Brief:
Each entry is to be retyped exactly as it appears. Leave the images out.

Records for processing:
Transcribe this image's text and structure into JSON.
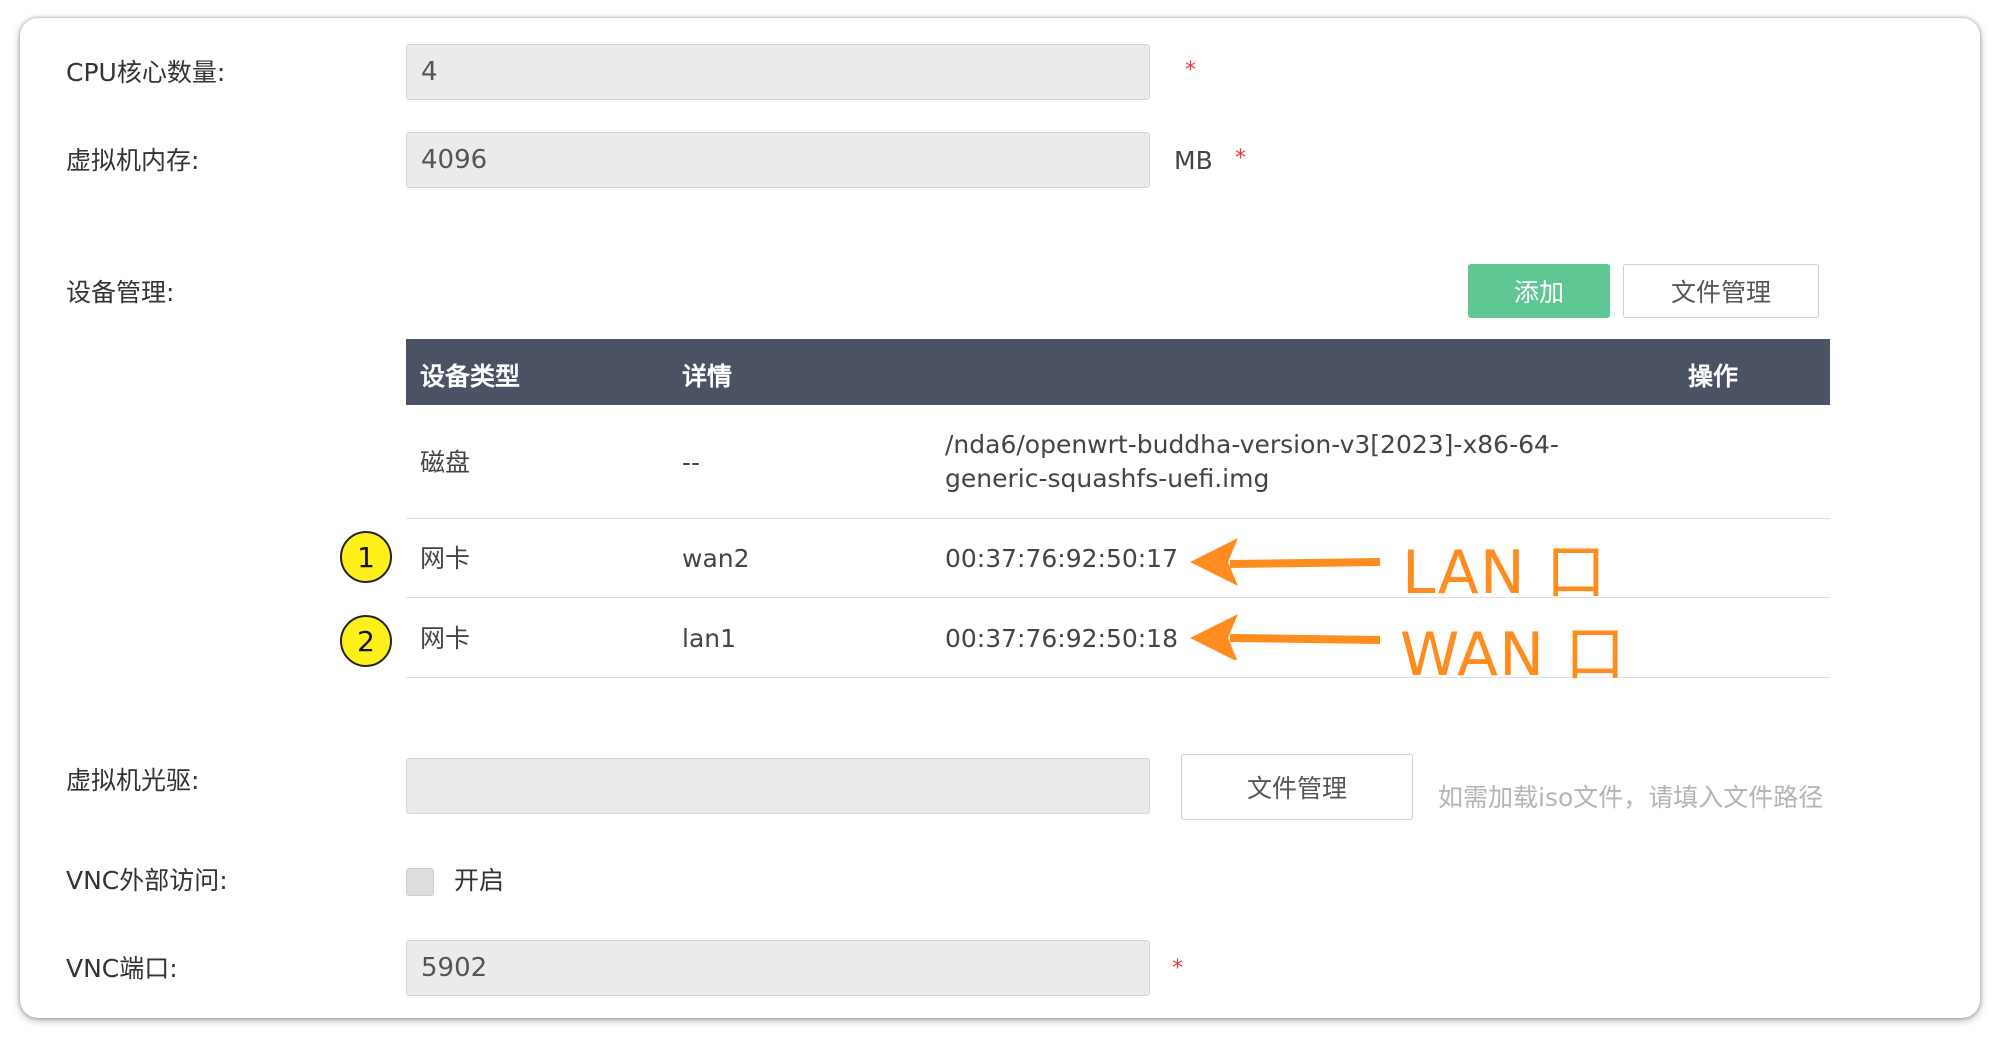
{
  "form": {
    "cpu_label": "CPU核心数量:",
    "cpu_value": "4",
    "mem_label": "虚拟机内存:",
    "mem_value": "4096",
    "mem_unit": "MB",
    "required_mark": "*",
    "device_label": "设备管理:",
    "add_button": "添加",
    "file_manage_button": "文件管理",
    "cdrom_label": "虚拟机光驱:",
    "cdrom_value": "",
    "cdrom_file_button": "文件管理",
    "cdrom_hint": "如需加载iso文件，请填入文件路径",
    "vnc_access_label": "VNC外部访问:",
    "vnc_access_option": "开启",
    "vnc_port_label": "VNC端口:",
    "vnc_port_value": "5902"
  },
  "table": {
    "headers": [
      "设备类型",
      "详情",
      "操作"
    ],
    "rows": [
      {
        "type": "磁盘",
        "name": "--",
        "detail_line1": "/nda6/openwrt-buddha-version-v3[2023]-x86-64-",
        "detail_line2": "generic-squashfs-uefi.img"
      },
      {
        "type": "网卡",
        "name": "wan2",
        "detail_line1": "00:37:76:92:50:17",
        "detail_line2": ""
      },
      {
        "type": "网卡",
        "name": "lan1",
        "detail_line1": "00:37:76:92:50:18",
        "detail_line2": ""
      }
    ]
  },
  "annotations": {
    "badge1": "1",
    "badge2": "2",
    "label1": "LAN 口",
    "label2": "WAN 口",
    "arrow_color": "#ff8c1f",
    "badge_color": "#ffef1a"
  },
  "colors": {
    "header_bg": "#4b5264",
    "add_button_bg": "#5fc794",
    "required": "#e63c3c"
  }
}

Result below:
Transcribe this image's text and structure into JSON.
{
  "form": {
    "cpu_label": "CPU核心数量:",
    "cpu_value": "4",
    "mem_label": "虚拟机内存:",
    "mem_value": "4096",
    "mem_unit": "MB",
    "required_mark": "*",
    "device_label": "设备管理:",
    "add_button": "添加",
    "file_manage_button": "文件管理",
    "cdrom_label": "虚拟机光驱:",
    "cdrom_value": "",
    "cdrom_file_button": "文件管理",
    "cdrom_hint": "如需加载iso文件，请填入文件路径",
    "vnc_access_label": "VNC外部访问:",
    "vnc_access_option": "开启",
    "vnc_port_label": "VNC端口:",
    "vnc_port_value": "5902"
  },
  "table": {
    "headers": [
      "设备类型",
      "详情",
      "操作"
    ],
    "rows": [
      {
        "type": "磁盘",
        "name": "--",
        "detail_line1": "/nda6/openwrt-buddha-version-v3[2023]-x86-64-",
        "detail_line2": "generic-squashfs-uefi.img"
      },
      {
        "type": "网卡",
        "name": "wan2",
        "detail_line1": "00:37:76:92:50:17",
        "detail_line2": ""
      },
      {
        "type": "网卡",
        "name": "lan1",
        "detail_line1": "00:37:76:92:50:18",
        "detail_line2": ""
      }
    ]
  },
  "annotations": {
    "badge1": "1",
    "badge2": "2",
    "label1": "LAN 口",
    "label2": "WAN 口",
    "arrow_color": "#ff8c1f",
    "badge_color": "#ffef1a"
  },
  "colors": {
    "header_bg": "#4b5264",
    "add_button_bg": "#5fc794",
    "required": "#e63c3c"
  }
}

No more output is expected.